It would become a familiar sensation as the season progressed. Claffey captured three titles in her first 11 events on tour, one singles at Sharm El-Sheikh, Egypt, and two doubles partnering Kathinka Von Deichmann (El Kantaoui) and Bernard Tomic’s younger sister, Sara (also Sharm El-Sheikh).

When asked about the highlights of her debut campaign, Claffey unsurprisingly said the title victories. Her low points? 'Losing'.

'Losing, that's the toughest thing at the moment. Probably the lowest point for me so far has been the last two tournaments I played in where I lost in the first round. I had never lost in the first round before. I lost the first round of the first week after winning a tournament two weeks previous, so that was a huge shock to the system.'

Every athlete has to face and conquer defeat in order to gain success and the Dubliner feels that she has gained valuable insights from her losses.

'That’s the greatest thing about losing is you learn...I haven’t come off a court yet on tour losing where I haven’t said "I need to improve on this" or "this is what I need to get better at". It’s a constant work in progress.'

As for next year, while funding continues to be an issue for Claffey like so many Irish players, she is trying to focus on what she can control on court.

'I’m hoping to play 10s [$10,000 events] for the first three months because I don’t have any points to defend. So pick up as many points as I can, obviously my ranking will go up then. In April I’ll have to defend a few points but by then I want my ranking to be up high enough where I can start playing in 25s and then eventually 50s.'

'So depending on how the first three months go, that will kind of depict whether I play 25s or I play more 10s or I can move up and play the higher tournaments because that’s obviously my goal to be in the higher tier.'

National duty will also come calling as Ireland's Fed Cup team, relegated last season to Group III, start the 2016 campaign in April.

'Playing for my country is one of the most important things so I look forward to playing on the Fed Cup team again because it’s been two years since I’ve played.'

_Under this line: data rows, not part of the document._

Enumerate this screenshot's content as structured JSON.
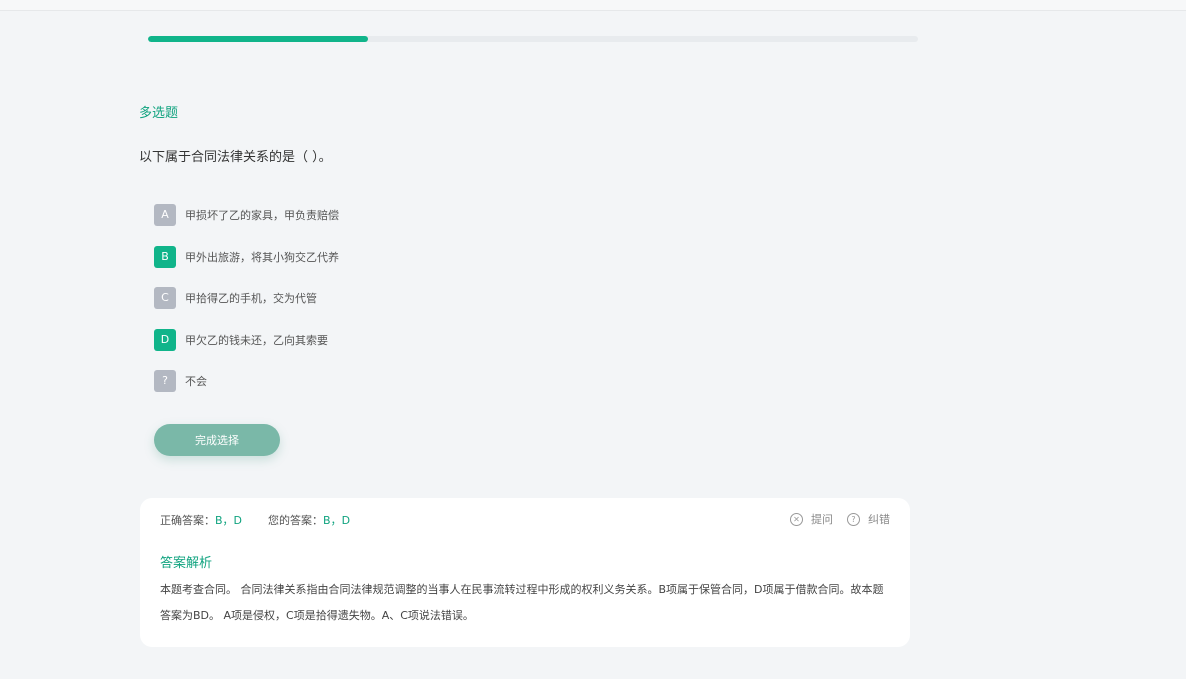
{
  "progress": {
    "fraction": 0.286
  },
  "question": {
    "type_label": "多选题",
    "stem": "以下属于合同法律关系的是（ ）。",
    "options": [
      {
        "key": "A",
        "text": "甲损坏了乙的家具，甲负责赔偿",
        "selected": false
      },
      {
        "key": "B",
        "text": "甲外出旅游，将其小狗交乙代养",
        "selected": true
      },
      {
        "key": "C",
        "text": "甲拾得乙的手机，交为代管",
        "selected": false
      },
      {
        "key": "D",
        "text": "甲欠乙的钱未还，乙向其索要",
        "selected": true
      },
      {
        "key": "?",
        "text": "不会",
        "selected": false
      }
    ],
    "submit_label": "完成选择"
  },
  "answer": {
    "correct_label": "正确答案：",
    "correct_value": "B，D",
    "yours_label": "您的答案：",
    "yours_value": "B，D",
    "ask_label": "提问",
    "report_label": "纠错",
    "ask_icon": "x-circle-icon",
    "report_icon": "question-circle-icon",
    "analysis_title": "答案解析",
    "analysis_text": "本题考查合同。 合同法律关系指由合同法律规范调整的当事人在民事流转过程中形成的权利义务关系。B项属于保管合同，D项属于借款合同。故本题答案为BD。 A项是侵权，C项是拾得遗失物。A、C项说法错误。"
  },
  "colors": {
    "accent": "#10b48a",
    "unselected": "#b3b8c2",
    "button": "#7ab8a8"
  }
}
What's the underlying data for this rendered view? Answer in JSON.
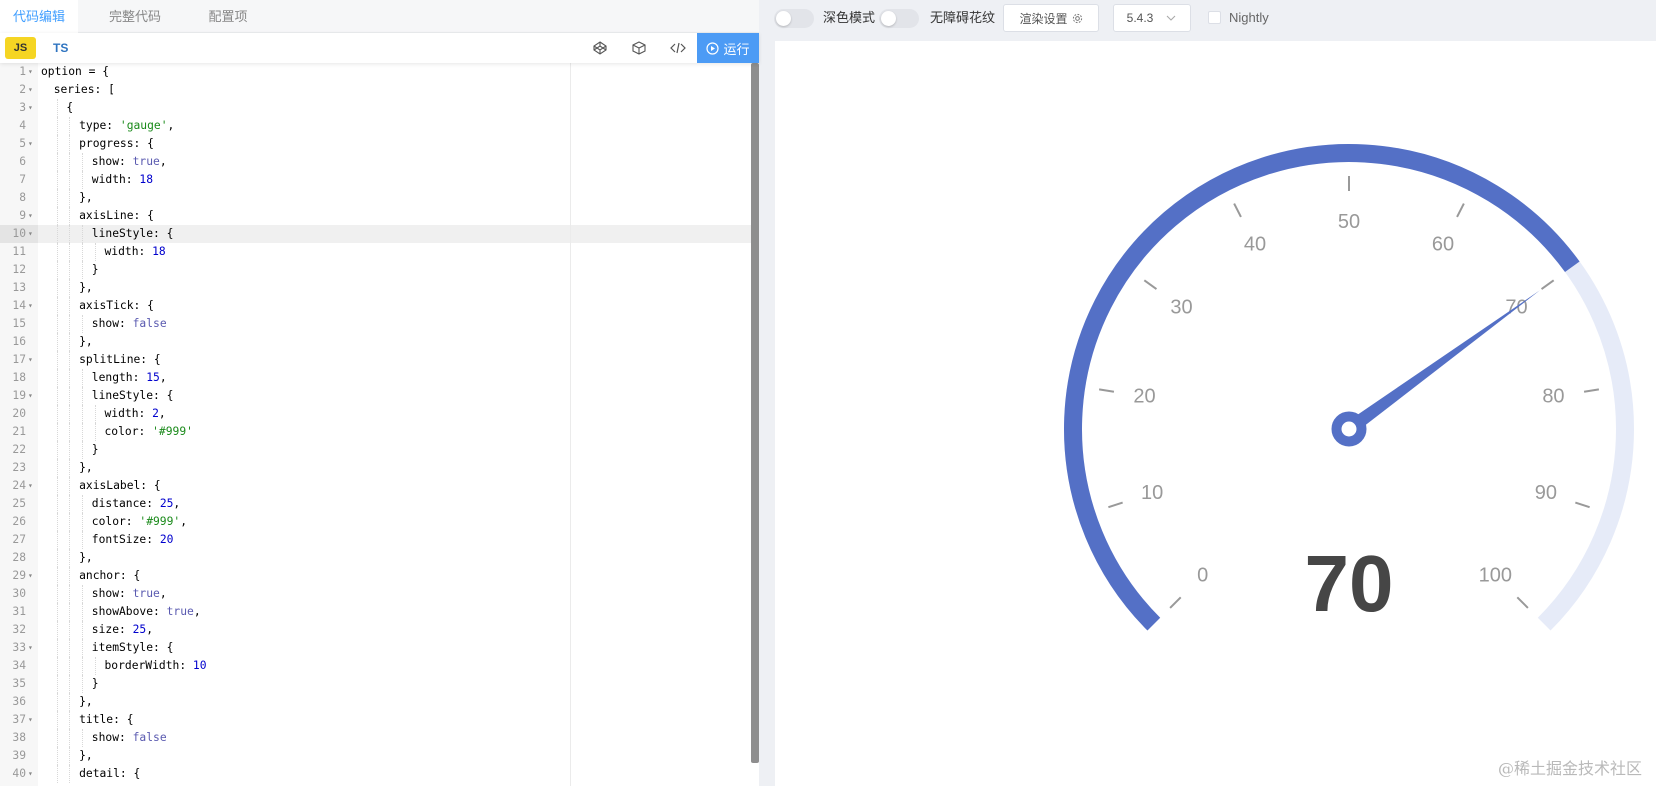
{
  "editor": {
    "tabs": [
      {
        "label": "代码编辑",
        "active": true
      },
      {
        "label": "完整代码",
        "active": false
      },
      {
        "label": "配置项",
        "active": false
      }
    ],
    "lang": {
      "js": "JS",
      "ts": "TS"
    },
    "tools": [
      "codepen-icon",
      "codesandbox-icon",
      "code-format-icon"
    ],
    "run_label": "运行",
    "active_line": 10,
    "lines": [
      {
        "n": "1",
        "fold": true,
        "indent": 0,
        "t": [
          [
            "kw",
            "option = {"
          ]
        ]
      },
      {
        "n": "2",
        "fold": true,
        "indent": 1,
        "t": [
          [
            "kw",
            "series: ["
          ]
        ]
      },
      {
        "n": "3",
        "fold": true,
        "indent": 2,
        "t": [
          [
            "kw",
            "{"
          ]
        ]
      },
      {
        "n": "4",
        "fold": false,
        "indent": 3,
        "t": [
          [
            "kw",
            "type: "
          ],
          [
            "str",
            "'gauge'"
          ],
          [
            "kw",
            ","
          ]
        ]
      },
      {
        "n": "5",
        "fold": true,
        "indent": 3,
        "t": [
          [
            "kw",
            "progress: {"
          ]
        ]
      },
      {
        "n": "6",
        "fold": false,
        "indent": 4,
        "t": [
          [
            "kw",
            "show: "
          ],
          [
            "bool",
            "true"
          ],
          [
            "kw",
            ","
          ]
        ]
      },
      {
        "n": "7",
        "fold": false,
        "indent": 4,
        "t": [
          [
            "kw",
            "width: "
          ],
          [
            "num",
            "18"
          ]
        ]
      },
      {
        "n": "8",
        "fold": false,
        "indent": 3,
        "t": [
          [
            "kw",
            "},"
          ]
        ]
      },
      {
        "n": "9",
        "fold": true,
        "indent": 3,
        "t": [
          [
            "kw",
            "axisLine: {"
          ]
        ]
      },
      {
        "n": "10",
        "fold": true,
        "indent": 4,
        "t": [
          [
            "kw",
            "lineStyle: {"
          ]
        ]
      },
      {
        "n": "11",
        "fold": false,
        "indent": 5,
        "t": [
          [
            "kw",
            "width: "
          ],
          [
            "num",
            "18"
          ]
        ]
      },
      {
        "n": "12",
        "fold": false,
        "indent": 4,
        "t": [
          [
            "kw",
            "}"
          ]
        ]
      },
      {
        "n": "13",
        "fold": false,
        "indent": 3,
        "t": [
          [
            "kw",
            "},"
          ]
        ]
      },
      {
        "n": "14",
        "fold": true,
        "indent": 3,
        "t": [
          [
            "kw",
            "axisTick: {"
          ]
        ]
      },
      {
        "n": "15",
        "fold": false,
        "indent": 4,
        "t": [
          [
            "kw",
            "show: "
          ],
          [
            "bool",
            "false"
          ]
        ]
      },
      {
        "n": "16",
        "fold": false,
        "indent": 3,
        "t": [
          [
            "kw",
            "},"
          ]
        ]
      },
      {
        "n": "17",
        "fold": true,
        "indent": 3,
        "t": [
          [
            "kw",
            "splitLine: {"
          ]
        ]
      },
      {
        "n": "18",
        "fold": false,
        "indent": 4,
        "t": [
          [
            "kw",
            "length: "
          ],
          [
            "num",
            "15"
          ],
          [
            "kw",
            ","
          ]
        ]
      },
      {
        "n": "19",
        "fold": true,
        "indent": 4,
        "t": [
          [
            "kw",
            "lineStyle: {"
          ]
        ]
      },
      {
        "n": "20",
        "fold": false,
        "indent": 5,
        "t": [
          [
            "kw",
            "width: "
          ],
          [
            "num",
            "2"
          ],
          [
            "kw",
            ","
          ]
        ]
      },
      {
        "n": "21",
        "fold": false,
        "indent": 5,
        "t": [
          [
            "kw",
            "color: "
          ],
          [
            "str",
            "'#999'"
          ]
        ]
      },
      {
        "n": "22",
        "fold": false,
        "indent": 4,
        "t": [
          [
            "kw",
            "}"
          ]
        ]
      },
      {
        "n": "23",
        "fold": false,
        "indent": 3,
        "t": [
          [
            "kw",
            "},"
          ]
        ]
      },
      {
        "n": "24",
        "fold": true,
        "indent": 3,
        "t": [
          [
            "kw",
            "axisLabel: {"
          ]
        ]
      },
      {
        "n": "25",
        "fold": false,
        "indent": 4,
        "t": [
          [
            "kw",
            "distance: "
          ],
          [
            "num",
            "25"
          ],
          [
            "kw",
            ","
          ]
        ]
      },
      {
        "n": "26",
        "fold": false,
        "indent": 4,
        "t": [
          [
            "kw",
            "color: "
          ],
          [
            "str",
            "'#999'"
          ],
          [
            "kw",
            ","
          ]
        ]
      },
      {
        "n": "27",
        "fold": false,
        "indent": 4,
        "t": [
          [
            "kw",
            "fontSize: "
          ],
          [
            "num",
            "20"
          ]
        ]
      },
      {
        "n": "28",
        "fold": false,
        "indent": 3,
        "t": [
          [
            "kw",
            "},"
          ]
        ]
      },
      {
        "n": "29",
        "fold": true,
        "indent": 3,
        "t": [
          [
            "kw",
            "anchor: {"
          ]
        ]
      },
      {
        "n": "30",
        "fold": false,
        "indent": 4,
        "t": [
          [
            "kw",
            "show: "
          ],
          [
            "bool",
            "true"
          ],
          [
            "kw",
            ","
          ]
        ]
      },
      {
        "n": "31",
        "fold": false,
        "indent": 4,
        "t": [
          [
            "kw",
            "showAbove: "
          ],
          [
            "bool",
            "true"
          ],
          [
            "kw",
            ","
          ]
        ]
      },
      {
        "n": "32",
        "fold": false,
        "indent": 4,
        "t": [
          [
            "kw",
            "size: "
          ],
          [
            "num",
            "25"
          ],
          [
            "kw",
            ","
          ]
        ]
      },
      {
        "n": "33",
        "fold": true,
        "indent": 4,
        "t": [
          [
            "kw",
            "itemStyle: {"
          ]
        ]
      },
      {
        "n": "34",
        "fold": false,
        "indent": 5,
        "t": [
          [
            "kw",
            "borderWidth: "
          ],
          [
            "num",
            "10"
          ]
        ]
      },
      {
        "n": "35",
        "fold": false,
        "indent": 4,
        "t": [
          [
            "kw",
            "}"
          ]
        ]
      },
      {
        "n": "36",
        "fold": false,
        "indent": 3,
        "t": [
          [
            "kw",
            "},"
          ]
        ]
      },
      {
        "n": "37",
        "fold": true,
        "indent": 3,
        "t": [
          [
            "kw",
            "title: {"
          ]
        ]
      },
      {
        "n": "38",
        "fold": false,
        "indent": 4,
        "t": [
          [
            "kw",
            "show: "
          ],
          [
            "bool",
            "false"
          ]
        ]
      },
      {
        "n": "39",
        "fold": false,
        "indent": 3,
        "t": [
          [
            "kw",
            "},"
          ]
        ]
      },
      {
        "n": "40",
        "fold": true,
        "indent": 3,
        "t": [
          [
            "kw",
            "detail: {"
          ]
        ]
      }
    ]
  },
  "preview": {
    "dark_mode_label": "深色模式",
    "accessible_label": "无障碍花纹",
    "render_settings_label": "渲染设置",
    "version": "5.4.3",
    "nightly_label": "Nightly",
    "watermark": "@稀土掘金技术社区"
  },
  "chart_data": {
    "type": "gauge",
    "min": 0,
    "max": 100,
    "value": 70,
    "detail_text": "70",
    "tick_labels": [
      "0",
      "10",
      "20",
      "30",
      "40",
      "50",
      "60",
      "70",
      "80",
      "90",
      "100"
    ],
    "colors": {
      "progress": "#5470c6",
      "axis": "#e6ebf8",
      "label": "#999999",
      "detail": "#464646"
    }
  }
}
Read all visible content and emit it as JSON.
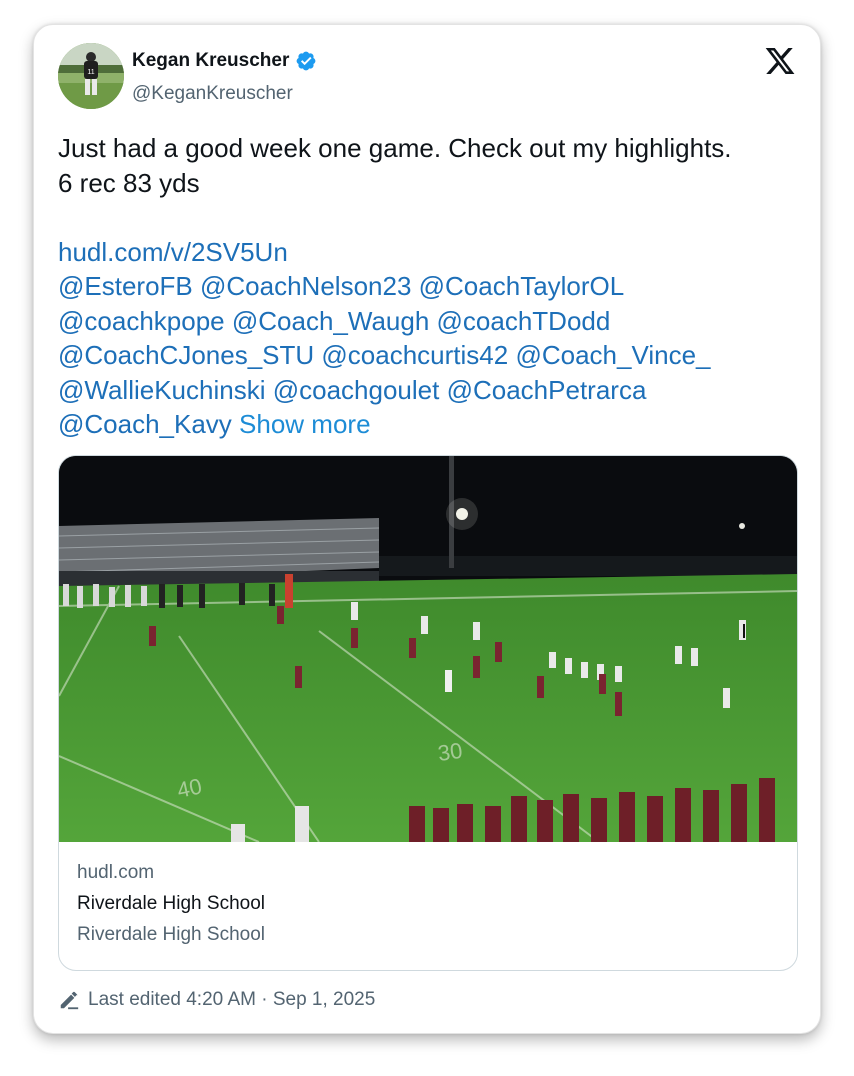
{
  "author": {
    "display_name": "Kegan Kreuscher",
    "handle": "@KeganKreuscher",
    "verified": true
  },
  "tweet": {
    "text_lines": [
      "Just had a good week one game. Check out my highlights.",
      "6 rec 83 yds"
    ],
    "link": "hudl.com/v/2SV5Un",
    "mentions_lines": [
      [
        "@EsteroFB",
        "@CoachNelson23",
        "@CoachTaylorOL"
      ],
      [
        "@coachkpope",
        "@Coach_Waugh",
        "@coachTDodd"
      ],
      [
        "@CoachCJones_STU",
        "@coachcurtis42",
        "@Coach_Vince_"
      ],
      [
        "@WallieKuchinski",
        "@coachgoulet",
        "@CoachPetrarca"
      ],
      [
        "@Coach_Kavy"
      ]
    ],
    "show_more": "Show more"
  },
  "link_card": {
    "domain": "hudl.com",
    "title": "Riverdale High School",
    "description": "Riverdale High School"
  },
  "footer": {
    "edited_label": "Last edited 4:20 AM · Sep 1, 2025"
  },
  "icons": {
    "brand": "x-logo-icon",
    "verified": "verified-badge-icon",
    "edit": "pencil-icon"
  },
  "colors": {
    "link": "#1d6fb8",
    "verified": "#1d9bf0",
    "muted": "#536471",
    "text": "#0f1419"
  }
}
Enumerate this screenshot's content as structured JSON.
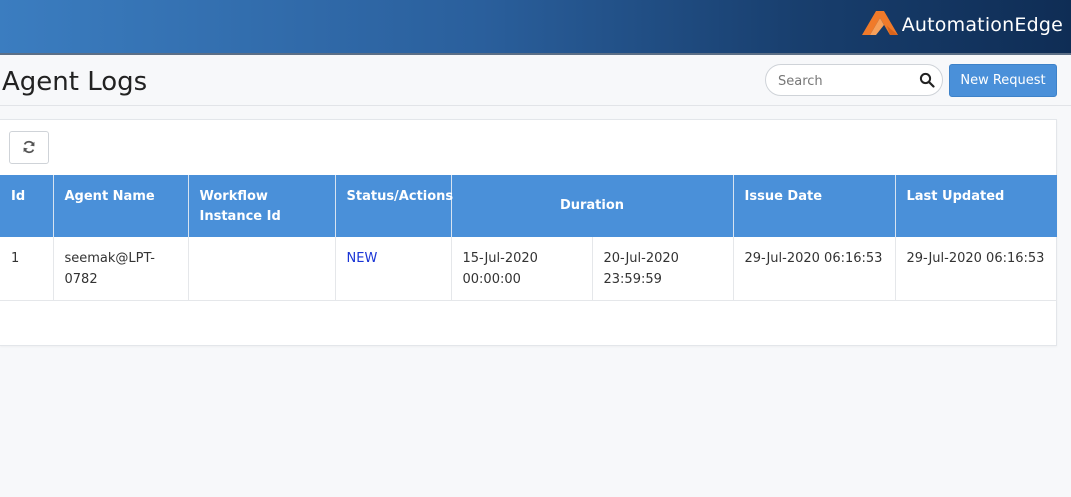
{
  "brand": {
    "name": "AutomationEdge",
    "logo_color": "#f07a2a"
  },
  "page": {
    "title": "Agent Logs"
  },
  "search": {
    "placeholder": "Search",
    "value": ""
  },
  "toolbar": {
    "new_request_label": "New Request",
    "refresh_icon": "refresh-icon"
  },
  "table": {
    "header_color": "#4a90d9",
    "columns": {
      "id": "Id",
      "agent_name": "Agent Name",
      "workflow_instance_id": "Workflow Instance Id",
      "status_actions": "Status/Actions",
      "duration": "Duration",
      "issue_date": "Issue Date",
      "last_updated": "Last Updated"
    },
    "rows": [
      {
        "id": "1",
        "agent_name": "seemak@LPT-0782",
        "workflow_instance_id": "",
        "status": "NEW",
        "duration_start": "15-Jul-2020 00:00:00",
        "duration_end": "20-Jul-2020 23:59:59",
        "issue_date": "29-Jul-2020 06:16:53",
        "last_updated": "29-Jul-2020 06:16:53"
      }
    ]
  }
}
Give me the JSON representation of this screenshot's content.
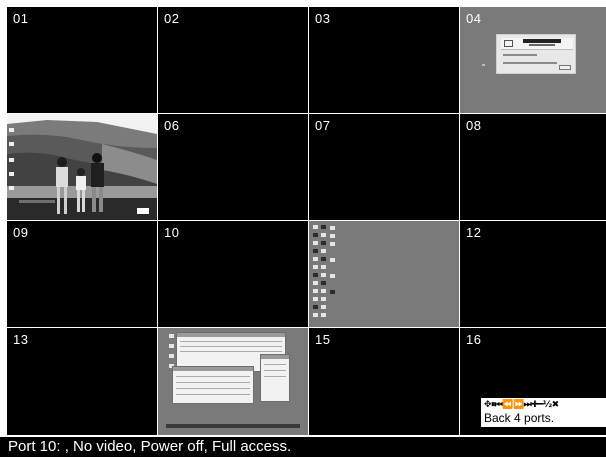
{
  "tiles": [
    {
      "label": "01",
      "background": "#000000"
    },
    {
      "label": "02",
      "background": "#000000"
    },
    {
      "label": "03",
      "background": "#000000"
    },
    {
      "label": "04",
      "background": "#7a7a7a"
    },
    {
      "label": "",
      "background": "photo"
    },
    {
      "label": "06",
      "background": "#000000"
    },
    {
      "label": "07",
      "background": "#000000"
    },
    {
      "label": "08",
      "background": "#000000"
    },
    {
      "label": "09",
      "background": "#000000"
    },
    {
      "label": "10",
      "background": "#000000"
    },
    {
      "label": "",
      "background": "#7a7a7a"
    },
    {
      "label": "12",
      "background": "#000000"
    },
    {
      "label": "13",
      "background": "#000000"
    },
    {
      "label": "",
      "background": "#7a7a7a"
    },
    {
      "label": "15",
      "background": "#000000"
    },
    {
      "label": "16",
      "background": "#000000"
    }
  ],
  "osd": {
    "controls": [
      {
        "icon": "move-icon",
        "glyph": "✥"
      },
      {
        "icon": "pause-icon",
        "glyph": "⏸"
      },
      {
        "icon": "skip-first-icon",
        "glyph": "⏮"
      },
      {
        "icon": "rewind-icon",
        "glyph": "⏪"
      },
      {
        "icon": "fast-forward-icon",
        "glyph": "⏩"
      },
      {
        "icon": "skip-last-icon",
        "glyph": "⏭"
      },
      {
        "icon": "plus-icon",
        "glyph": "✚"
      },
      {
        "icon": "minus-icon",
        "glyph": "━"
      },
      {
        "icon": "fraction-icon",
        "glyph": "½"
      },
      {
        "icon": "close-icon",
        "glyph": "✖"
      }
    ],
    "message": "Back 4 ports."
  },
  "status": {
    "text": "Port 10: , No video, Power off, Full access."
  }
}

Currently 663 in the singles rankings, Claffey hopes to break the world's top 500 by April. Eventually, she hopes to break into the top 100 and compete at the grand slams. Lofty goals, but her first taste of tour life has certainly been encouraging.

‘When I look back now, if you had told me in April that you’re going to win a singles title, you’ll make five doubles finals, you’ll be the Irish no.1 by the end of the year, I think I probably would have taken that yeah!’